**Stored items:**
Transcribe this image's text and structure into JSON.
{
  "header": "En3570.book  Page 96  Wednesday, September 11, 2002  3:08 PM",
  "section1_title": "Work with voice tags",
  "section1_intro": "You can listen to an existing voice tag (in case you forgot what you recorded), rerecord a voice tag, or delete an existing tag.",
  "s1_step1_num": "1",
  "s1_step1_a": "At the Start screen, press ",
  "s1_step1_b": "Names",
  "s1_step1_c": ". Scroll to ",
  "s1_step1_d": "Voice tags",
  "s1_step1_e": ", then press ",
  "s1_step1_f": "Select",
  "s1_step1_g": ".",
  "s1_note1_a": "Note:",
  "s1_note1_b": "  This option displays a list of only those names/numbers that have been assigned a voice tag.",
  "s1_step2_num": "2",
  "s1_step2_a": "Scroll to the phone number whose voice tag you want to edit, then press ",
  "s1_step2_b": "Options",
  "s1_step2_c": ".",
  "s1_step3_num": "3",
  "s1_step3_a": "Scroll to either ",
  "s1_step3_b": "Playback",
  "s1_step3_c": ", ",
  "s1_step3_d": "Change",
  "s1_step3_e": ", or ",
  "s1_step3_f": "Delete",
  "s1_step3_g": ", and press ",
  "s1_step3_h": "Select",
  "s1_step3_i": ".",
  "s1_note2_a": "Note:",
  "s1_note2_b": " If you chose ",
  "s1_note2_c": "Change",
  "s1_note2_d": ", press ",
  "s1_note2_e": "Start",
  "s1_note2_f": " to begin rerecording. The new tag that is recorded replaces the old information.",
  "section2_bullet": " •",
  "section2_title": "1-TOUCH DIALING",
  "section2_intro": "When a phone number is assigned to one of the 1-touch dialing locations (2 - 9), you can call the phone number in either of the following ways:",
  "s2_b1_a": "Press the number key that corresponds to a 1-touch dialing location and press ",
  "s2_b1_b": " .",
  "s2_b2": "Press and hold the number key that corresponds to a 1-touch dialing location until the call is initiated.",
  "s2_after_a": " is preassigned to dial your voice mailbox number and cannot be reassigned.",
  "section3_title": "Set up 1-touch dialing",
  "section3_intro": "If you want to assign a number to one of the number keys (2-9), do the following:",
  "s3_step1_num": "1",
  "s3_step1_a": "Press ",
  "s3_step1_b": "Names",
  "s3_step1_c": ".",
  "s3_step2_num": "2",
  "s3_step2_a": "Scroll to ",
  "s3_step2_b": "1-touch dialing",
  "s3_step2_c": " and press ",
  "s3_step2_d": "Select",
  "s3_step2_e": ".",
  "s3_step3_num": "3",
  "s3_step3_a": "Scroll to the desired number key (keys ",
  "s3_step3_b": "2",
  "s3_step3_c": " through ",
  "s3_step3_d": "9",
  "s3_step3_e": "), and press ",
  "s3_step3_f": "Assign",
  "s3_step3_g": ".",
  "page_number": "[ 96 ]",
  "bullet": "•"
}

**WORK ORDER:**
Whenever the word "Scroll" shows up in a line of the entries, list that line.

**SOLUTION TO THIS PROBLEM:**
  "s1_step1_c": ". Scroll to ",
  "s1_step2_a": "Scroll to the phone number whose voice tag you want to edit, then press ",
  "s1_step3_a": "Scroll to either ",
  "s3_step2_a": "Scroll to ",
  "s3_step3_a": "Scroll to the desired number key (keys ",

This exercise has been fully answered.